“We gave Haynes a great deal because we offered to build the elements of the project off site. The prevailing off site rate was $14.
“When we stepped our foot onto Farnam, on Grand Avenue, Terail is automatically converted to a prevailing laborer rate that was given to us in the contract, because he’s not acting as a carpenter there, on the site. He got the prevailing rate as a laborer. He swept, he threw out wood, and did other tasks; he was not acting as carpenter.”
Rivera said PRCC is about five years old and the firm is committed to giving back to New Haven, especially the Fair Haven community.
The second reason to deploy the fat cat strangling the carpenter balloon, Pagan said, was “to call attention to his example” and hope other guys come forward. “My goal is to expose all fraudulent contractors who come to my city and exploit our workers and residents.”
The Independent asked Haynes Construction Company for a comment, but did not receive one before press time.
Duarte said that before the NERCC went public with its charges, it too asked Haynes for a comment, and they provided none.
The redevelopment project’s owner, Housing Authority of New Haven (HANH), however, said they were aware of the complaint. HANH CEO Karen DuBois-Walton wrote in an email: “We have made efforts to interview this complainant. We support fully any investigation by the DOL. We have reviewed the matter with Haynes Construction — the prime contractor. While the resolution is being decided, Haynes Construction has taken steps to ensure that any restitution that is necessary can be made. This occurs through a withholding of payments to the subcontractor being investigated to ensure that funds are available to pay an aggrieved worker.”
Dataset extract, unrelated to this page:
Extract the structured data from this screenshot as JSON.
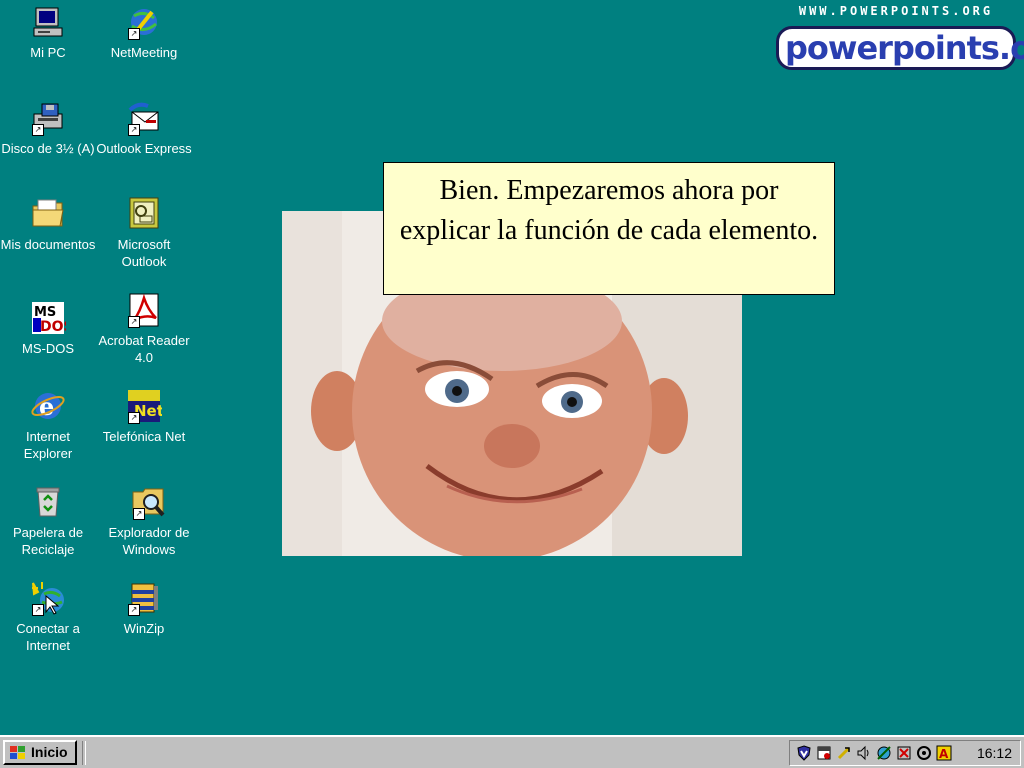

DuBois-Walton also said its contractors are vetted by the City’s Commission on Equal Opportunity (CEO) and that involves visits to the sites. “Any inconsistencies or discrepancies are fully investigated and reported. Where warranted, violations are reported to the State DOL and/or HUD,” she said.
Nevertheless, Pagan and Duarte say the illegal practices are widespread. Duarte suggested that many of the score of other carpenters working on the Farnam project might have immigration issues or just want to keep working at whatever rate they are currently being paid.
“I want other guys who this is happening to to speak up like Terail and let them know the carpenters will stand with them,” said Pagan.
Duarte was absolutely certain that the state DOL would investigate and more. Slaughter “was strong enough to stand up for himself,” Duarte said. “That triggers an audit of payroll by DOL for misclassification. The problem — wage theft and misclassification — is widespread. These jobs are supposed to be careers, to feed a family. It’s not supposed to be a dead end. Others will be beneficiaries of this guy’s courage.”
In July, when he was terminated, Slaughter said he took up care of his 10-month-old and a seven-year-old, with fortuitous timing. His wife, a DCF staffer, was going back to work. Slaughter hopes to go back to work as soon as he can because it’s a struggle, he said, to pay all the bills.
“I don’t want this to happen to anyone else,” he added.